**What is being asked**
All lines of the entries with "JSON" in them must be listed.

**Data for processing**
------------------------------
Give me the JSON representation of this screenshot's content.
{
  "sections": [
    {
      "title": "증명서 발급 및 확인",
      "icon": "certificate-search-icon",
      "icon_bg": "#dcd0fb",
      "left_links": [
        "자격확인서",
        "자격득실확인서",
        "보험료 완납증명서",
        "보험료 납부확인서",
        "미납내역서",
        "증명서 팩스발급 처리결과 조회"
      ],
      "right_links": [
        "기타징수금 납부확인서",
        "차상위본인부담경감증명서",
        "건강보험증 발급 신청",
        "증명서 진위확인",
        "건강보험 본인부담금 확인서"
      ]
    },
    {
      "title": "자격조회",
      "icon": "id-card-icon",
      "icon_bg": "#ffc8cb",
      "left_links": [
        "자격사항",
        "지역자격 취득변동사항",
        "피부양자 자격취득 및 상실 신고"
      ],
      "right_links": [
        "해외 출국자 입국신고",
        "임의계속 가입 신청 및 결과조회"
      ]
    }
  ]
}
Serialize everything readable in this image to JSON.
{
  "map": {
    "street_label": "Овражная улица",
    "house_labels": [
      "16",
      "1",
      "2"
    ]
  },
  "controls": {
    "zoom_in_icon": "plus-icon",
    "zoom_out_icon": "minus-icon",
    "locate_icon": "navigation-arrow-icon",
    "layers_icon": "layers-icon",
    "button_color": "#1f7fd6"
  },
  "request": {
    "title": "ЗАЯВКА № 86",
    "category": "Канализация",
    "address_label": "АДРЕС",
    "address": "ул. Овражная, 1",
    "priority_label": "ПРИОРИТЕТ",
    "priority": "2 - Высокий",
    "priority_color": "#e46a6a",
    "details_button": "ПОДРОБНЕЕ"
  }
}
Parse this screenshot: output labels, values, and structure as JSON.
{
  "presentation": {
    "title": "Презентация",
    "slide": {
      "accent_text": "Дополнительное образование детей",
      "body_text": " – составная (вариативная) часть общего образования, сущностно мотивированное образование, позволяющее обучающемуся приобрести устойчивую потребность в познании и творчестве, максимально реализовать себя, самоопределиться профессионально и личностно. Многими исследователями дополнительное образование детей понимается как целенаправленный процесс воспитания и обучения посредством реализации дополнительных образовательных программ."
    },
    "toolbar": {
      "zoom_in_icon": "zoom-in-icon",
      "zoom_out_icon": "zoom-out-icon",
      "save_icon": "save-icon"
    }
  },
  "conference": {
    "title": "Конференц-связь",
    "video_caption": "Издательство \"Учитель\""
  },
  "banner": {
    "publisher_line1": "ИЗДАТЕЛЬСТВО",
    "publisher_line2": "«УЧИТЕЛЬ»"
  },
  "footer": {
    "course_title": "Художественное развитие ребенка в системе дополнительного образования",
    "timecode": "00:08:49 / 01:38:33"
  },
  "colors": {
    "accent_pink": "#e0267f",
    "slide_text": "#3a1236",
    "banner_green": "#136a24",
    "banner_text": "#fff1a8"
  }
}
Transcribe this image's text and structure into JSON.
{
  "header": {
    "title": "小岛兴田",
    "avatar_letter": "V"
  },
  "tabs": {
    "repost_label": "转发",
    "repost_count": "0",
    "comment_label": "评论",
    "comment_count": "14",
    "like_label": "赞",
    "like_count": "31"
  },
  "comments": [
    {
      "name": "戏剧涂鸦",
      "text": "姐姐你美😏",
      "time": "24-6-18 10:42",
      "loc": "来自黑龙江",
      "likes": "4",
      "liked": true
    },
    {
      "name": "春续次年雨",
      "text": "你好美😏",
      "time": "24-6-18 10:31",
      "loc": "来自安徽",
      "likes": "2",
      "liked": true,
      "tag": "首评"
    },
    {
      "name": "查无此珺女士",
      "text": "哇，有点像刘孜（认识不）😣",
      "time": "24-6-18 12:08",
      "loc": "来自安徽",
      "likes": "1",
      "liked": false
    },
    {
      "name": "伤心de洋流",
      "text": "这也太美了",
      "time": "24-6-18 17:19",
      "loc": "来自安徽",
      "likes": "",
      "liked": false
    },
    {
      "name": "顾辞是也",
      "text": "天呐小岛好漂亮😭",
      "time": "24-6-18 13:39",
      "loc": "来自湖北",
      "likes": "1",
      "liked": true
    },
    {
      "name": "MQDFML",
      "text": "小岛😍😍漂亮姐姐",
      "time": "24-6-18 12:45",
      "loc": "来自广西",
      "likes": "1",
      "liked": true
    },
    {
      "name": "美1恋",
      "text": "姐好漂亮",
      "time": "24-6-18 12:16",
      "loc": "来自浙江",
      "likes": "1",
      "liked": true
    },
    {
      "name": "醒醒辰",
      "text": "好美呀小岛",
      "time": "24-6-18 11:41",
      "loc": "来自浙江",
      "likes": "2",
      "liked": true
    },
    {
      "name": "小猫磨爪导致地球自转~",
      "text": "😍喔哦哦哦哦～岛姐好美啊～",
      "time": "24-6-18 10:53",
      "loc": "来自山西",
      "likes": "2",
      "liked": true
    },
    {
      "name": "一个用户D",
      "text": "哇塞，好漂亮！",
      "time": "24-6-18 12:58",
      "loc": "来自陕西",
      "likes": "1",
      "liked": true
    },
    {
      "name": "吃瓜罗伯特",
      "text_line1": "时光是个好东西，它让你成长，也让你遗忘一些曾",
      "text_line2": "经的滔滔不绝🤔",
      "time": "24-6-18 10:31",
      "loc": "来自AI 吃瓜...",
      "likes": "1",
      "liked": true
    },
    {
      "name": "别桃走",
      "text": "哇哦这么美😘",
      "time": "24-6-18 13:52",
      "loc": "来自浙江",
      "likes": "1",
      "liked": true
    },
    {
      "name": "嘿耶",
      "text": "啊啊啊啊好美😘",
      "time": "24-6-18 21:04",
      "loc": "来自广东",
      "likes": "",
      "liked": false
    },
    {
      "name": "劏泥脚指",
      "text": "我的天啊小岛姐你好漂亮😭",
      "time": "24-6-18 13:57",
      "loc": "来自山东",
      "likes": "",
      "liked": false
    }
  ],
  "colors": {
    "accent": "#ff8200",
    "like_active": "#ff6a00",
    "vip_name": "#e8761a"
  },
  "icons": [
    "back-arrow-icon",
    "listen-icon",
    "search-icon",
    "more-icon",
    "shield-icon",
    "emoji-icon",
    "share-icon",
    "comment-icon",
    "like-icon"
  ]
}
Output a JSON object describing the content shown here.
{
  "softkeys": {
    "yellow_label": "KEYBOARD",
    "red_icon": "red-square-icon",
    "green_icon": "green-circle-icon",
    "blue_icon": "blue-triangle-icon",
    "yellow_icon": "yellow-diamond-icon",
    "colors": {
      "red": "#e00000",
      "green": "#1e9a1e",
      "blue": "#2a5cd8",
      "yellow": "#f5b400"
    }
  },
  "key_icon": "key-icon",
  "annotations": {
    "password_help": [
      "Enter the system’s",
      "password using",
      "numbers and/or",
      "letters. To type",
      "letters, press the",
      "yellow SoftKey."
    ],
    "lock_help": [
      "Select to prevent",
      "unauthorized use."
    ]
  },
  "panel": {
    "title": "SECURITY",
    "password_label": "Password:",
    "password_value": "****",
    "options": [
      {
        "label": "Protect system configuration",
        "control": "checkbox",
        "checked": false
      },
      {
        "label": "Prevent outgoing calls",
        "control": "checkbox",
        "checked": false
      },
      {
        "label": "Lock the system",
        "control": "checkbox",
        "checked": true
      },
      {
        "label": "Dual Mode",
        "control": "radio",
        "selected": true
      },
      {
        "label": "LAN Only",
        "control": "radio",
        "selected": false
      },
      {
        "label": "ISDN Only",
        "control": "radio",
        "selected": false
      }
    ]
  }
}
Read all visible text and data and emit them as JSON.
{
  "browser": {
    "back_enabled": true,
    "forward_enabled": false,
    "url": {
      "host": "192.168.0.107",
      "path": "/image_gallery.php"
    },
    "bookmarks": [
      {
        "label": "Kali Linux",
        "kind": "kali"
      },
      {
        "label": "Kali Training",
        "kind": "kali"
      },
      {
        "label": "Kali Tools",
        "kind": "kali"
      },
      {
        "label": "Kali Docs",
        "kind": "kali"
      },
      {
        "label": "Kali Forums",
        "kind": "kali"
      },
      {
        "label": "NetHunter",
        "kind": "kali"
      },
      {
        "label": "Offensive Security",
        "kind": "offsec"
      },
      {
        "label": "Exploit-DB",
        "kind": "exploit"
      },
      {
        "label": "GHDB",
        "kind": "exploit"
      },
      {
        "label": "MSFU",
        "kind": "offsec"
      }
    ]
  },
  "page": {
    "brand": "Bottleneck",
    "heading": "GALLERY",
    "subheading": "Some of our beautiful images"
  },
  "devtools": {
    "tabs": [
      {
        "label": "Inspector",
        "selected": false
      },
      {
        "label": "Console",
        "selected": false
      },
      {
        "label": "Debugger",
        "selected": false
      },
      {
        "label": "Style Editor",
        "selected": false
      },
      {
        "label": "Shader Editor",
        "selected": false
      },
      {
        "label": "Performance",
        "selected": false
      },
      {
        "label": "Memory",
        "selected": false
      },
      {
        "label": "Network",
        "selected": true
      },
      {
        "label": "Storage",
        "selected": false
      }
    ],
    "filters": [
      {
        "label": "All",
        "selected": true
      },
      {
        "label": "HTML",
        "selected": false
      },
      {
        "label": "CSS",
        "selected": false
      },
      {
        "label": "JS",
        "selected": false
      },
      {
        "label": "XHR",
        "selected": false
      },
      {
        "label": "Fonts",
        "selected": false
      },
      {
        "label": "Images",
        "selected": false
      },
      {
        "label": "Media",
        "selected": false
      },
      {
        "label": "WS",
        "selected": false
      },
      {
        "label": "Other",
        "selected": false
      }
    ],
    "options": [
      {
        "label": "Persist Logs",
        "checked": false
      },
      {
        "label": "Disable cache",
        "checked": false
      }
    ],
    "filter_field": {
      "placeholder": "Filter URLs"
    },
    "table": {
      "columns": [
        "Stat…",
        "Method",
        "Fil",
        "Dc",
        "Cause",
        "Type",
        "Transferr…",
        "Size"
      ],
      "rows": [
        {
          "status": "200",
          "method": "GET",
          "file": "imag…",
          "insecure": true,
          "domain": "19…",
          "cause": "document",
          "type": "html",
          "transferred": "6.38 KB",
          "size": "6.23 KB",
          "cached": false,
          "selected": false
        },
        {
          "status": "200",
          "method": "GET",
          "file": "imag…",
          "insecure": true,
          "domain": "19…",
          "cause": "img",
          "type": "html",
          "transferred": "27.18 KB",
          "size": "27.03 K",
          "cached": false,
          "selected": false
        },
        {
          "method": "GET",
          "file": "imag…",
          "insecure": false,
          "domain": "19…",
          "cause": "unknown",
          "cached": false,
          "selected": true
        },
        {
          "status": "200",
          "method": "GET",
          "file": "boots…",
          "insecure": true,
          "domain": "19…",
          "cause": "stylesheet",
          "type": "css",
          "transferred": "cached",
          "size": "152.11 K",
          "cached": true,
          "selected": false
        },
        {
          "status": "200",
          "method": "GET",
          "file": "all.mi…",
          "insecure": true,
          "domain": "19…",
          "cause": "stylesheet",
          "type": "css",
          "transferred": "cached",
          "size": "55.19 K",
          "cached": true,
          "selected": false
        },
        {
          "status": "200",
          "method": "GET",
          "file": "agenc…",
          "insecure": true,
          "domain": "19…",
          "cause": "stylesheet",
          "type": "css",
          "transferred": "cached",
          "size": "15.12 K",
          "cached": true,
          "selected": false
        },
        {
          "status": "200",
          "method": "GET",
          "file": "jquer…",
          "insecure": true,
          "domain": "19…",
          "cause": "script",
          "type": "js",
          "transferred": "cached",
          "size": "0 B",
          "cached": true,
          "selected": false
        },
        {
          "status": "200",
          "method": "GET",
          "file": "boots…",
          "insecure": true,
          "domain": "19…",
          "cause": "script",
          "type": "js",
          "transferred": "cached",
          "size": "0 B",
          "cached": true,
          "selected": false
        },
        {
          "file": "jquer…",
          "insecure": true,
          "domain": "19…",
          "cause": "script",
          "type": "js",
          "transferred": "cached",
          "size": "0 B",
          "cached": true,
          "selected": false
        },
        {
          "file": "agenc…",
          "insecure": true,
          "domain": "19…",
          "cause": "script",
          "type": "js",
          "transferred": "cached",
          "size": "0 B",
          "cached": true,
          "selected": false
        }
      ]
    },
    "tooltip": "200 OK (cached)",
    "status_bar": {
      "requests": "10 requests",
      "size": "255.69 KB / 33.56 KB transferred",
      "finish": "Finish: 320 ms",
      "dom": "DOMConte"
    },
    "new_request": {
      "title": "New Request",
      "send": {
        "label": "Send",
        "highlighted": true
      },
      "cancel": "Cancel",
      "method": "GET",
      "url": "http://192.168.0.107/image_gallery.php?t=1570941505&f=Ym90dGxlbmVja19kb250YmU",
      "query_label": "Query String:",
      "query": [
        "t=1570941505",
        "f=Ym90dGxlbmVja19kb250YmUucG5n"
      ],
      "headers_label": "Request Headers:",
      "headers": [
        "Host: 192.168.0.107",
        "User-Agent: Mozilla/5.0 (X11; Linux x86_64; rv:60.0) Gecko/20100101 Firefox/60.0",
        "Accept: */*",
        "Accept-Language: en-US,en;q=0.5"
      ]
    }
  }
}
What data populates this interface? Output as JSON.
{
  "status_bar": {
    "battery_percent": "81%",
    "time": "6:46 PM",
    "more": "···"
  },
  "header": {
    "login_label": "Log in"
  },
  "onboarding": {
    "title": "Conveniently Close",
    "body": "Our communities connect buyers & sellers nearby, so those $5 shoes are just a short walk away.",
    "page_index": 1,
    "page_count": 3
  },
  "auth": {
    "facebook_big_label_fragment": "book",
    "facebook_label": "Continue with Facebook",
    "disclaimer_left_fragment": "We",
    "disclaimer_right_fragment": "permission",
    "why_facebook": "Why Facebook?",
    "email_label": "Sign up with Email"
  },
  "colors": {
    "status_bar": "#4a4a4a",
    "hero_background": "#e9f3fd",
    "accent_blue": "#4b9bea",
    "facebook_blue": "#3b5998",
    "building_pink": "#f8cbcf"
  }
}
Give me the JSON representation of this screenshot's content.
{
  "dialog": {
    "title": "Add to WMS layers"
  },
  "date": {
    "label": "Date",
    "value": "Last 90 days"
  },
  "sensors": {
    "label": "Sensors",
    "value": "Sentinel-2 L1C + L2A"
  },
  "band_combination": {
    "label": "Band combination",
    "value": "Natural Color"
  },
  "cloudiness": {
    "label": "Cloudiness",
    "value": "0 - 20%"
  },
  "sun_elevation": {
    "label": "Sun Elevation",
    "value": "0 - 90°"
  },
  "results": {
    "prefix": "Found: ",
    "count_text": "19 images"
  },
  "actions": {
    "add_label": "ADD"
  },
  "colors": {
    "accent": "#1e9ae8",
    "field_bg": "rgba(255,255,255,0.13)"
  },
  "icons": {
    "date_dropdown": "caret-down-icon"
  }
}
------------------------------
**Written answer**
Give me the JSON representation of this screenshot's content.
Serialize everything readable in this image to JSON.
Parse this screenshot: output labels, values, and structure as JSON.
Transcribe this image's text and structure into JSON.
Output a JSON object describing the content shown here.
Read all visible text and data and emit them as JSON.
What data populates this interface? Output as JSON.
Give me the JSON representation of this screenshot's content.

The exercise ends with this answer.